Policy Push to Refresh Prospects
The federal governmentÂ´s Â´Make in IndiaÂ´ campaign has sown the seeds for sustainable development. However, policy efforts are required to harness it further. Port-led development could throw up challenges if the path is trodden with invisible thorns. The government should aim to redesign the policies to facilitate swifter completion of the projects. Some of the recommendations to spruce up PPPs are:
1.Clearances and Land Acquisitions Prior to Bidding: Finance Minister indicated his penchants for plug and play model. However, many projects go under the hammer sans complete land and approvals. In the recent contract award of Vizhinjam port, the implementing agencyÂ´s (Government of Kerala owned entity) role is to construct the basic infrastructure like breakwater and access. The port is envisaged as a transshipment hub, hence timely availability of the facilities is critical to the success of the project.

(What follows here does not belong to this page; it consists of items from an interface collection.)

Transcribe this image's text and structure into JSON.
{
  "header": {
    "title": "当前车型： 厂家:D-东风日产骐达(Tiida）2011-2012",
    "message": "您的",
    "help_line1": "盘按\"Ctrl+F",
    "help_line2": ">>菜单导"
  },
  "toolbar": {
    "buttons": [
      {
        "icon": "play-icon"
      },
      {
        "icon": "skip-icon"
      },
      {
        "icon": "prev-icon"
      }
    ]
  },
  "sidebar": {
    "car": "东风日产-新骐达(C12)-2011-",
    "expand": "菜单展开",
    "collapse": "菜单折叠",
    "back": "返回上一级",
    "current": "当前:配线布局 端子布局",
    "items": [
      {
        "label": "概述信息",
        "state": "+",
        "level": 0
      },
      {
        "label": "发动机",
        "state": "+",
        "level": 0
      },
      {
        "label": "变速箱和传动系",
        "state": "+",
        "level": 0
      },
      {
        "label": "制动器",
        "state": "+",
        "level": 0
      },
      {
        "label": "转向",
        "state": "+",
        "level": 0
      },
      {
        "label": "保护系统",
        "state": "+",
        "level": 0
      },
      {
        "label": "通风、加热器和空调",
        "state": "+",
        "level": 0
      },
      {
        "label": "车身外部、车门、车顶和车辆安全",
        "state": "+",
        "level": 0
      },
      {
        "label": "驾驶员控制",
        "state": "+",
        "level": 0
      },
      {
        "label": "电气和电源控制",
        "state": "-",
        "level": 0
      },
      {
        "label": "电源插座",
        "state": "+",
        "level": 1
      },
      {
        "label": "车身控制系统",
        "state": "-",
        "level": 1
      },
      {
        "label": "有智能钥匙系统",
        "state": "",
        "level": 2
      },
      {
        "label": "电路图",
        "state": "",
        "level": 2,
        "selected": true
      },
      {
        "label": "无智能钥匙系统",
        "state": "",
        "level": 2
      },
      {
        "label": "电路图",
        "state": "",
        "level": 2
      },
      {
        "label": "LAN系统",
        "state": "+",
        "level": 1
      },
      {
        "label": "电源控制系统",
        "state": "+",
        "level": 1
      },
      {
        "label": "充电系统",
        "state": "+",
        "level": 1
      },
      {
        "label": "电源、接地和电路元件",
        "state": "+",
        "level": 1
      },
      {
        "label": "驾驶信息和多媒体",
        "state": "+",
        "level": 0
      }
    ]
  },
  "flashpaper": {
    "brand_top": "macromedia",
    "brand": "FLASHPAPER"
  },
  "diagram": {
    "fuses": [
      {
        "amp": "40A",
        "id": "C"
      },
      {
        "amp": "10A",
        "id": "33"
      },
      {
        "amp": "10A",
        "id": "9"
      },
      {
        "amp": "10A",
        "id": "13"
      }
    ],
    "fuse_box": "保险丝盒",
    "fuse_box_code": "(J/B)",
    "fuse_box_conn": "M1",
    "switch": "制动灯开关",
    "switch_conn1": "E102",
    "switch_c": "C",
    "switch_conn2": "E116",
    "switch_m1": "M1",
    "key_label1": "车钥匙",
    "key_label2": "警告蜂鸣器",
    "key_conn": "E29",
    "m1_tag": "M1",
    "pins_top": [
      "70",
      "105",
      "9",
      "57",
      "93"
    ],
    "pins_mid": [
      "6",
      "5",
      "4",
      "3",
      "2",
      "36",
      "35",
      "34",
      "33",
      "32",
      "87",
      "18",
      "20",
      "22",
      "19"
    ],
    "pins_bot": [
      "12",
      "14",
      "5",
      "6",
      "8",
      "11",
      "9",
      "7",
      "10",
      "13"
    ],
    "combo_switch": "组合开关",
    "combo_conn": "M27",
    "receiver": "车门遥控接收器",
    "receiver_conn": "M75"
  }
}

2.Independent Regulators to Resurrect: Several projects are stuck due to dragging dispute resolution process; both the concessionaire and grantor have failed on their obligations. Budget announcements indicate formation of regulatory law; however, the law is still in the draft stage.
3.Advisory Board: 3P India aims to streamline infrastructure projects and would project the iconic projects undertaken in the sector. 3P India will be an advisory institution, with overarching mandate to suggest measures to eliminate the impediments in the growth of the sector. A gamut of issues could be taken up for modifications, viz., concession agreements, bidding process and dispute resolution process.
4.Last Mile Connectivity: Accelerating the last mile connectivity for quicker cargo evacuation is crucial for major and non-major ports.
With the Modi Government stepping into another milestone year, it is imperative to regain completely the confidence of the investors. Also, right-sizing of the risks between the concessionaire and granting authority will create a conducive environment. Implementing agency should efficiently distinguish the projects to be modelled under PPP and its own banner. With the governmentÂ´s focus on revisiting and shaping up the framework, next year is headed for an eventful journey.